Cells regularly experience fluid flow in natural systems. However, most experimental systems rely on batch cell culture and fail to consider the effect of flow-driven dynamics on cell physiology. Using microfluidics and single-cell imaging, we discover that the interplay of physical shear rate (a measure of fluid flow) and chemical stress trigger a transcriptional response in the human pathogen Pseudomonas aeruginosa. In batch cell culture, cells protect themselves by quickly scavenging the ubiquitous chemical stressor hydrogen peroxide (H2O2) from the media.
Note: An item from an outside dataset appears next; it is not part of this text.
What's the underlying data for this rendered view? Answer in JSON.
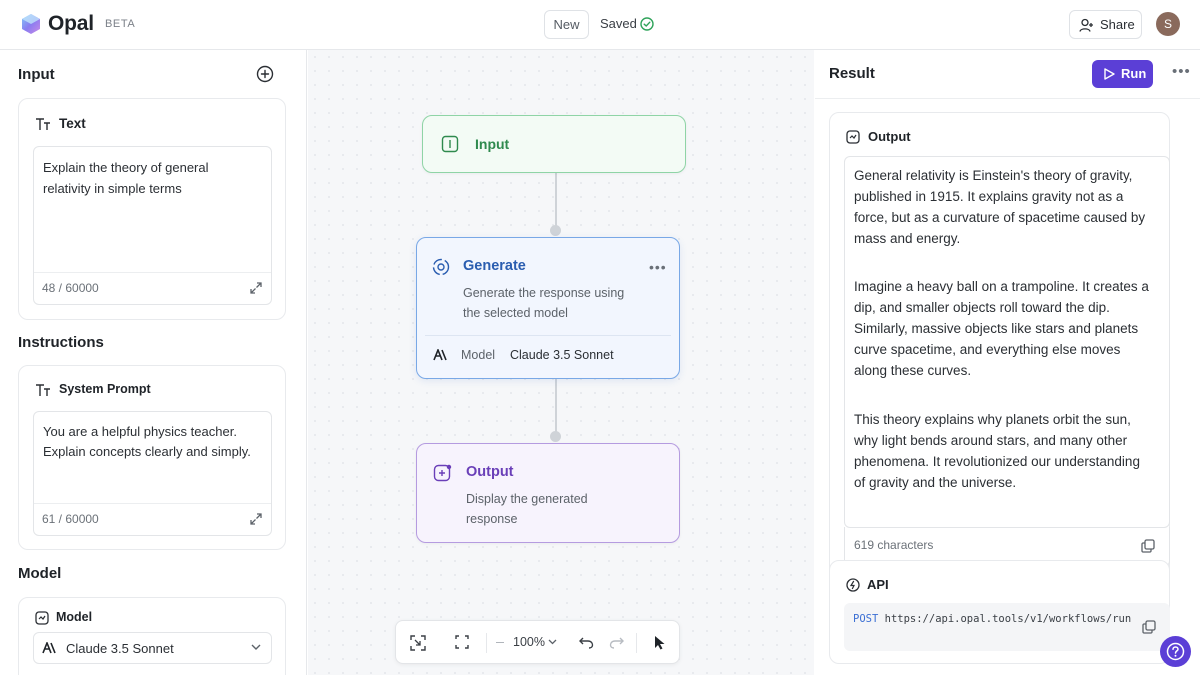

In microfluidic conditions, we observe that cell scavenging generates spatial gradients of H2O2. High shear rates replenish H2O2, abolish gradients, and generate a stress response. Combining mathematical simulations and biophysical experiments, we find that flow triggers an effect like "wind-chill"that sensitizes cells to H2O2 concentrations 100 to 1,000 times lower than traditionally studied in batch cell culture. Surprisingly, the shear rate and H2O2 concentration required to generate a transcriptional response closely match their respective values in the human bloodstream. Thus, our results explain a long-standing discrepancy between H2O2 levels in experimental and host environments. Finally, we demonstrate that the shear rate and H2O2 concentration found in the human bloodstream trigger gene expression in the blood-relevant human pathogen Staphylococcus aureus, suggesting that flow sensitizes bacteria to chemical stress in natural environments.
|Original language||English (US)|
|Journal||Proceedings of the National Academy of Sciences of the United States of America|
|State||Published - Mar 8 2023|
- Pseudomonas aeruginosa
- hydrogen peroxide
- shear flow
ASJC Scopus subject areas